SOURCE DATA: Begin
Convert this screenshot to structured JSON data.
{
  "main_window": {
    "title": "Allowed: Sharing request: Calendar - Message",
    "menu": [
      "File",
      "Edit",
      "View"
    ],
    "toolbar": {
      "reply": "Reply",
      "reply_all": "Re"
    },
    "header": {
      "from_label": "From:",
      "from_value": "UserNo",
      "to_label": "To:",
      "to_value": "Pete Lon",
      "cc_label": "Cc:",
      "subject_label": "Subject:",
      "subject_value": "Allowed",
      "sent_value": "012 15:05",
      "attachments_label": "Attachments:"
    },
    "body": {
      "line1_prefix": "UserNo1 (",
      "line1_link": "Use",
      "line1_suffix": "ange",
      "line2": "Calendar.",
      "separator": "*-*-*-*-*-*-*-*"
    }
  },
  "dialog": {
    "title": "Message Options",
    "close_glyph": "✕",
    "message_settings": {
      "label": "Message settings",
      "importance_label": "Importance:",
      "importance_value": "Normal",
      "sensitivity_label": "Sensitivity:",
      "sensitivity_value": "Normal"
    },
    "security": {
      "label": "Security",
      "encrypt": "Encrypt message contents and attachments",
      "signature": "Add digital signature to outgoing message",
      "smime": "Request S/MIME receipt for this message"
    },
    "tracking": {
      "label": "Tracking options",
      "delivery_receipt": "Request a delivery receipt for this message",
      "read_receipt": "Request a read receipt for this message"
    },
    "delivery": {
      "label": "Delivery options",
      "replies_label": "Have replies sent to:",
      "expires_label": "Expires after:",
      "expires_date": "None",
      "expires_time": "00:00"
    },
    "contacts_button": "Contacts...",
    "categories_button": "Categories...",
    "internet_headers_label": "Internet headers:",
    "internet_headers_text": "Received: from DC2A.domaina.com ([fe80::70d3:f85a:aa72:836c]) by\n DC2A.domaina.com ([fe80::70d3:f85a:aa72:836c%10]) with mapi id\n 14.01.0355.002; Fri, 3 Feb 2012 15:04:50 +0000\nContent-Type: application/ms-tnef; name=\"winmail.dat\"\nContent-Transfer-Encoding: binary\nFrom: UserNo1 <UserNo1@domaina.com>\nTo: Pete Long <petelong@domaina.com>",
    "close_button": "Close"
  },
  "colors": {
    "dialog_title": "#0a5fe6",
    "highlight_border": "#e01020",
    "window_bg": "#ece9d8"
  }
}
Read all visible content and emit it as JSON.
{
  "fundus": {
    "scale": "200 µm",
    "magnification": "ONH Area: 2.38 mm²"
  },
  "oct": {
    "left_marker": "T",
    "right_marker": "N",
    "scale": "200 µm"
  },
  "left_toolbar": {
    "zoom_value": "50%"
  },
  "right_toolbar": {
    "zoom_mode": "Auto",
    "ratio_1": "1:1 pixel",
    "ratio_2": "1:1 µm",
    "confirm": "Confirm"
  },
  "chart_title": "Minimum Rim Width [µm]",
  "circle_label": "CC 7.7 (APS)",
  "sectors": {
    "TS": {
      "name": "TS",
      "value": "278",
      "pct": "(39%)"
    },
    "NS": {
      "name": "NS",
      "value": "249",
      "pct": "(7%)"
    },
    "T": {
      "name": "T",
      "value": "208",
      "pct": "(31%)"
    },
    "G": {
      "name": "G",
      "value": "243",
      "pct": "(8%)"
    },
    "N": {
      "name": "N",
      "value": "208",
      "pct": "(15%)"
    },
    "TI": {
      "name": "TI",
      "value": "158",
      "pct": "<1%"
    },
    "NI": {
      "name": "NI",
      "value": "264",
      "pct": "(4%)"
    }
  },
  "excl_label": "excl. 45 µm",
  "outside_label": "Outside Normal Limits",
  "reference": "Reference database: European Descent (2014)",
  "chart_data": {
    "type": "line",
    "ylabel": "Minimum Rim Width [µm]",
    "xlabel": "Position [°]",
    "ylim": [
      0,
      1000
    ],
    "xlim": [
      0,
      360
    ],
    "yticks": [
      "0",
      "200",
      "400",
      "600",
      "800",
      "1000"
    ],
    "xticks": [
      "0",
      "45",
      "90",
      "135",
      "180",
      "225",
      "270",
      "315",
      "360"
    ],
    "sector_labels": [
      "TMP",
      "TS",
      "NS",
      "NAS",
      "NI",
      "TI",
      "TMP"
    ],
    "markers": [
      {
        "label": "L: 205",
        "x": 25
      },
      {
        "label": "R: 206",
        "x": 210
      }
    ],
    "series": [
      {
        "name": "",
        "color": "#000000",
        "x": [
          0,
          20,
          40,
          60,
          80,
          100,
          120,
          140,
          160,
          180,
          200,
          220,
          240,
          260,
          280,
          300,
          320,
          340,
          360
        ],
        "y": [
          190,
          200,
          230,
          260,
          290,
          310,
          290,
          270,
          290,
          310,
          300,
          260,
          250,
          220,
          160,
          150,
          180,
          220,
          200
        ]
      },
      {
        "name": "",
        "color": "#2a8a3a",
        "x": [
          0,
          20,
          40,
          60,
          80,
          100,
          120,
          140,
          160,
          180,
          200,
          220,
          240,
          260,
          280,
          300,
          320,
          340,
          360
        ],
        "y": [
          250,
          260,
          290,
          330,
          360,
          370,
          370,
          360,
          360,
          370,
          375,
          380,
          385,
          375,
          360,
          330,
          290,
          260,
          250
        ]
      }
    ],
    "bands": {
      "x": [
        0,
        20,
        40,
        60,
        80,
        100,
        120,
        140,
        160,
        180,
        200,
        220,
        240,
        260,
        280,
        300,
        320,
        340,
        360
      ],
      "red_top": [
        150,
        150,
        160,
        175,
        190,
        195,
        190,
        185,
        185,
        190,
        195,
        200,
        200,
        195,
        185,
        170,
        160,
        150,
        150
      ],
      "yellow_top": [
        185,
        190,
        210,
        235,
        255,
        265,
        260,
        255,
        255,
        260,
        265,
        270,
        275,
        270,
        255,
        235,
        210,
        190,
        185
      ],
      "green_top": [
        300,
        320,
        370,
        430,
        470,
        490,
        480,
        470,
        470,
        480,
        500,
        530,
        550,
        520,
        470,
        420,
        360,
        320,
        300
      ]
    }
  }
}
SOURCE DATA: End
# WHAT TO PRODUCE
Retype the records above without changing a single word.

# RESPONSE BOX
Convert this screenshot to structured JSON data.
{
  "main_window": {
    "title": "Allowed: Sharing request: Calendar - Message",
    "menu": [
      "File",
      "Edit",
      "View"
    ],
    "toolbar": {
      "reply": "Reply",
      "reply_all": "Re"
    },
    "header": {
      "from_label": "From:",
      "from_value": "UserNo",
      "to_label": "To:",
      "to_value": "Pete Lon",
      "cc_label": "Cc:",
      "subject_label": "Subject:",
      "subject_value": "Allowed",
      "sent_value": "012 15:05",
      "attachments_label": "Attachments:"
    },
    "body": {
      "line1_prefix": "UserNo1 (",
      "line1_link": "Use",
      "line1_suffix": "ange",
      "line2": "Calendar.",
      "separator": "*-*-*-*-*-*-*-*"
    }
  },
  "dialog": {
    "title": "Message Options",
    "close_glyph": "✕",
    "message_settings": {
      "label": "Message settings",
      "importance_label": "Importance:",
      "importance_value": "Normal",
      "sensitivity_label": "Sensitivity:",
      "sensitivity_value": "Normal"
    },
    "security": {
      "label": "Security",
      "encrypt": "Encrypt message contents and attachments",
      "signature": "Add digital signature to outgoing message",
      "smime": "Request S/MIME receipt for this message"
    },
    "tracking": {
      "label": "Tracking options",
      "delivery_receipt": "Request a delivery receipt for this message",
      "read_receipt": "Request a read receipt for this message"
    },
    "delivery": {
      "label": "Delivery options",
      "replies_label": "Have replies sent to:",
      "expires_label": "Expires after:",
      "expires_date": "None",
      "expires_time": "00:00"
    },
    "contacts_button": "Contacts...",
    "categories_button": "Categories...",
    "internet_headers_label": "Internet headers:",
    "internet_headers_text": "Received: from DC2A.domaina.com ([fe80::70d3:f85a:aa72:836c]) by\n DC2A.domaina.com ([fe80::70d3:f85a:aa72:836c%10]) with mapi id\n 14.01.0355.002; Fri, 3 Feb 2012 15:04:50 +0000\nContent-Type: application/ms-tnef; name=\"winmail.dat\"\nContent-Transfer-Encoding: binary\nFrom: UserNo1 <UserNo1@domaina.com>\nTo: Pete Long <petelong@domaina.com>",
    "close_button": "Close"
  },
  "colors": {
    "dialog_title": "#0a5fe6",
    "highlight_border": "#e01020",
    "window_bg": "#ece9d8"
  }
}
Read all visible content and emit it as JSON.
{
  "fundus": {
    "scale": "200 µm",
    "magnification": "ONH Area: 2.38 mm²"
  },
  "oct": {
    "left_marker": "T",
    "right_marker": "N",
    "scale": "200 µm"
  },
  "left_toolbar": {
    "zoom_value": "50%"
  },
  "right_toolbar": {
    "zoom_mode": "Auto",
    "ratio_1": "1:1 pixel",
    "ratio_2": "1:1 µm",
    "confirm": "Confirm"
  },
  "chart_title": "Minimum Rim Width [µm]",
  "circle_label": "CC 7.7 (APS)",
  "sectors": {
    "TS": {
      "name": "TS",
      "value": "278",
      "pct": "(39%)"
    },
    "NS": {
      "name": "NS",
      "value": "249",
      "pct": "(7%)"
    },
    "T": {
      "name": "T",
      "value": "208",
      "pct": "(31%)"
    },
    "G": {
      "name": "G",
      "value": "243",
      "pct": "(8%)"
    },
    "N": {
      "name": "N",
      "value": "208",
      "pct": "(15%)"
    },
    "TI": {
      "name": "TI",
      "value": "158",
      "pct": "<1%"
    },
    "NI": {
      "name": "NI",
      "value": "264",
      "pct": "(4%)"
    }
  },
  "excl_label": "excl. 45 µm",
  "outside_label": "Outside Normal Limits",
  "reference": "Reference database: European Descent (2014)",
  "chart_data": {
    "type": "line",
    "ylabel": "Minimum Rim Width [µm]",
    "xlabel": "Position [°]",
    "ylim": [
      0,
      1000
    ],
    "xlim": [
      0,
      360
    ],
    "yticks": [
      "0",
      "200",
      "400",
      "600",
      "800",
      "1000"
    ],
    "xticks": [
      "0",
      "45",
      "90",
      "135",
      "180",
      "225",
      "270",
      "315",
      "360"
    ],
    "sector_labels": [
      "TMP",
      "TS",
      "NS",
      "NAS",
      "NI",
      "TI",
      "TMP"
    ],
    "markers": [
      {
        "label": "L: 205",
        "x": 25
      },
      {
        "label": "R: 206",
        "x": 210
      }
    ],
    "series": [
      {
        "name": "",
        "color": "#000000",
        "x": [
          0,
          20,
          40,
          60,
          80,
          100,
          120,
          140,
          160,
          180,
          200,
          220,
          240,
          260,
          280,
          300,
          320,
          340,
          360
        ],
        "y": [
          190,
          200,
          230,
          260,
          290,
          310,
          290,
          270,
          290,
          310,
          300,
          260,
          250,
          220,
          160,
          150,
          180,
          220,
          200
        ]
      },
      {
        "name": "",
        "color": "#2a8a3a",
        "x": [
          0,
          20,
          40,
          60,
          80,
          100,
          120,
          140,
          160,
          180,
          200,
          220,
          240,
          260,
          280,
          300,
          320,
          340,
          360
        ],
        "y": [
          250,
          260,
          290,
          330,
          360,
          370,
          370,
          360,
          360,
          370,
          375,
          380,
          385,
          375,
          360,
          330,
          290,
          260,
          250
        ]
      }
    ],
    "bands": {
      "x": [
        0,
        20,
        40,
        60,
        80,
        100,
        120,
        140,
        160,
        180,
        200,
        220,
        240,
        260,
        280,
        300,
        320,
        340,
        360
      ],
      "red_top": [
        150,
        150,
        160,
        175,
        190,
        195,
        190,
        185,
        185,
        190,
        195,
        200,
        200,
        195,
        185,
        170,
        160,
        150,
        150
      ],
      "yellow_top": [
        185,
        190,
        210,
        235,
        255,
        265,
        260,
        255,
        255,
        260,
        265,
        270,
        275,
        270,
        255,
        235,
        210,
        190,
        185
      ],
      "green_top": [
        300,
        320,
        370,
        430,
        470,
        490,
        480,
        470,
        470,
        480,
        500,
        530,
        550,
        520,
        470,
        420,
        360,
        320,
        300
      ]
    }
  }
}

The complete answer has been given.